* [What you will do] Retype the records in full, keeping each character as it is.

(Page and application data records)
┌────────
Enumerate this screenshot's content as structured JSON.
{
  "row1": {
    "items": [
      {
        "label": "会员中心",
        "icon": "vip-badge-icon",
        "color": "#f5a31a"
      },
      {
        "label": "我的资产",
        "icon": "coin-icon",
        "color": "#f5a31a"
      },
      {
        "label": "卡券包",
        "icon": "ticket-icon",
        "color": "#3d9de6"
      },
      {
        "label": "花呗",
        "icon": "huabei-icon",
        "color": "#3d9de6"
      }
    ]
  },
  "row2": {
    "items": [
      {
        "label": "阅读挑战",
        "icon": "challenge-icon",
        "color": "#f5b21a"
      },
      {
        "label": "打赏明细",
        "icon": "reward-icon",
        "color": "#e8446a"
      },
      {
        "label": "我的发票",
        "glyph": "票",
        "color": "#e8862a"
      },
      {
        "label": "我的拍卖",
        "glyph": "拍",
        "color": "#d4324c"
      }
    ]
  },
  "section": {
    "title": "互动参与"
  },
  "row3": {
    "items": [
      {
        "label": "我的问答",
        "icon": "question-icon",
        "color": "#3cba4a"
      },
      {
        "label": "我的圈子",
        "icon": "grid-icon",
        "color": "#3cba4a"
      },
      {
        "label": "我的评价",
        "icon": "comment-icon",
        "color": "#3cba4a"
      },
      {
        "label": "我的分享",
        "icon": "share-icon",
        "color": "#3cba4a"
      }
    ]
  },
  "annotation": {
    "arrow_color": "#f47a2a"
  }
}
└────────
* [Answer]
Enumerate this screenshot's content as structured JSON.
{
  "row1": {
    "items": [
      {
        "label": "会员中心",
        "icon": "vip-badge-icon",
        "color": "#f5a31a"
      },
      {
        "label": "我的资产",
        "icon": "coin-icon",
        "color": "#f5a31a"
      },
      {
        "label": "卡券包",
        "icon": "ticket-icon",
        "color": "#3d9de6"
      },
      {
        "label": "花呗",
        "icon": "huabei-icon",
        "color": "#3d9de6"
      }
    ]
  },
  "row2": {
    "items": [
      {
        "label": "阅读挑战",
        "icon": "challenge-icon",
        "color": "#f5b21a"
      },
      {
        "label": "打赏明细",
        "icon": "reward-icon",
        "color": "#e8446a"
      },
      {
        "label": "我的发票",
        "glyph": "票",
        "color": "#e8862a"
      },
      {
        "label": "我的拍卖",
        "glyph": "拍",
        "color": "#d4324c"
      }
    ]
  },
  "section": {
    "title": "互动参与"
  },
  "row3": {
    "items": [
      {
        "label": "我的问答",
        "icon": "question-icon",
        "color": "#3cba4a"
      },
      {
        "label": "我的圈子",
        "icon": "grid-icon",
        "color": "#3cba4a"
      },
      {
        "label": "我的评价",
        "icon": "comment-icon",
        "color": "#3cba4a"
      },
      {
        "label": "我的分享",
        "icon": "share-icon",
        "color": "#3cba4a"
      }
    ]
  },
  "annotation": {
    "arrow_color": "#f47a2a"
  }
}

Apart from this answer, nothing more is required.